2015 Sep 6

Dominic Ford – originally published on

Asteroid 9 Metis will be well placed for observation, lying in the constellation Aquarius, well above the horizon for much of the night.

Regardless of your location on the Earth, Metis will reach its highest point in the sky at around midnight local time.

From London (click to change) however, it will not be readily observable since it will lie so far south that it will never rise more than 22° above the horizon.

The geometry of the alignment

This optimal positioning occurs when it makes its closest approach to the point in the sky directly opposite to the Sun – an event termed opposition. Since the Sun reaches its greatest distance below the horizon at midnight, the point opposite to it is highest in the sky at the same time.

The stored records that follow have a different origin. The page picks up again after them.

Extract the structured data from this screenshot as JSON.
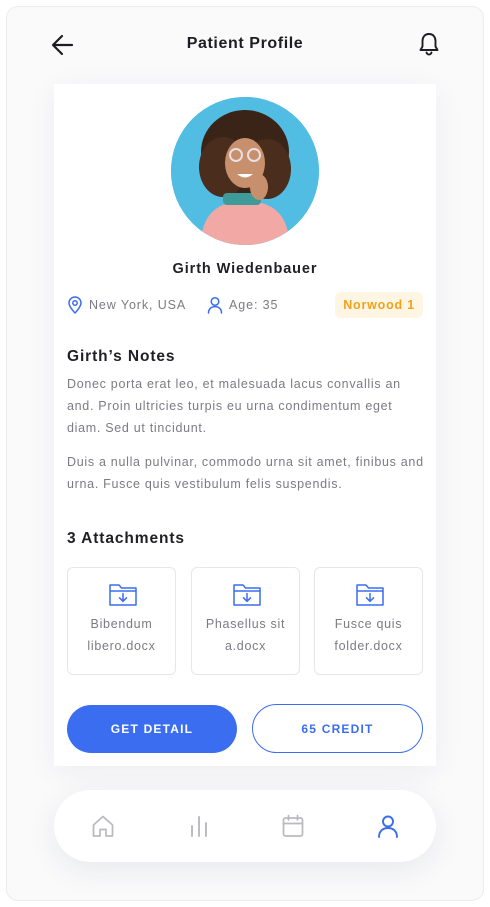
{
  "header": {
    "title": "Patient Profile",
    "back_icon": "arrow-left-icon",
    "notification_icon": "bell-icon"
  },
  "patient": {
    "name": "Girth Wiedenbauer",
    "location": "New York, USA",
    "age": "Age: 35",
    "badge": "Norwood 1"
  },
  "notes": {
    "title": "Girth’s Notes",
    "paragraphs": [
      "Donec porta erat leo, et malesuada lacus convallis an and. Proin ultricies turpis eu urna  condimentum  eget diam. Sed ut tincidunt.",
      "Duis a nulla pulvinar, commodo urna sit amet, finibus and urna. Fusce quis vestibulum felis suspendis."
    ]
  },
  "attachments": {
    "title": "3 Attachments",
    "files": [
      {
        "name": "Bibendum libero.docx"
      },
      {
        "name": "Phasellus sit a.docx"
      },
      {
        "name": "Fusce quis folder.docx"
      }
    ]
  },
  "actions": {
    "primary_label": "GET DETAIL",
    "secondary_label": "65 CREDIT"
  },
  "nav": {
    "items": [
      {
        "icon": "home-icon",
        "active": false
      },
      {
        "icon": "bar-chart-icon",
        "active": false
      },
      {
        "icon": "calendar-icon",
        "active": false
      },
      {
        "icon": "user-icon",
        "active": true
      }
    ]
  },
  "colors": {
    "accent": "#3b6df0",
    "badge_bg": "#fff5e3",
    "badge_text": "#f0a31a",
    "muted_text": "#7b7b84",
    "inactive_icon": "#b9b9c0"
  }
}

At around the same time that Metis passes opposition, it also makes its closest approach to the Earth – termed its perigee – making it appear at its brightest in the night sky. This happens because when Metis lies opposite to the Sun in the night sky, the solar system is lined up so that Metis, the Earth and the Sun lie in a straight line with the Earth in the middle, on the same side of the Sun as Metis.

On this occasion, Metis will pass within 1.358 AU of us, reaching a peak brightness of magnitude 8.8. Nonetheless, even at its brightest, Metis is a faint object beyond the reach of the naked eye or binoculars; a telescope of moderate aperture and a good star chart are needed.

The exact position of Metis at the moment of opposition will be as follows:

Object Right Ascension Declination Constellation Magnitude
Asteroid 9 Metis 23h12m30s -15°37′ Aquarius 8.8

The coordinates above are given in J2000.0.

The details of this observing event were provided courtesy of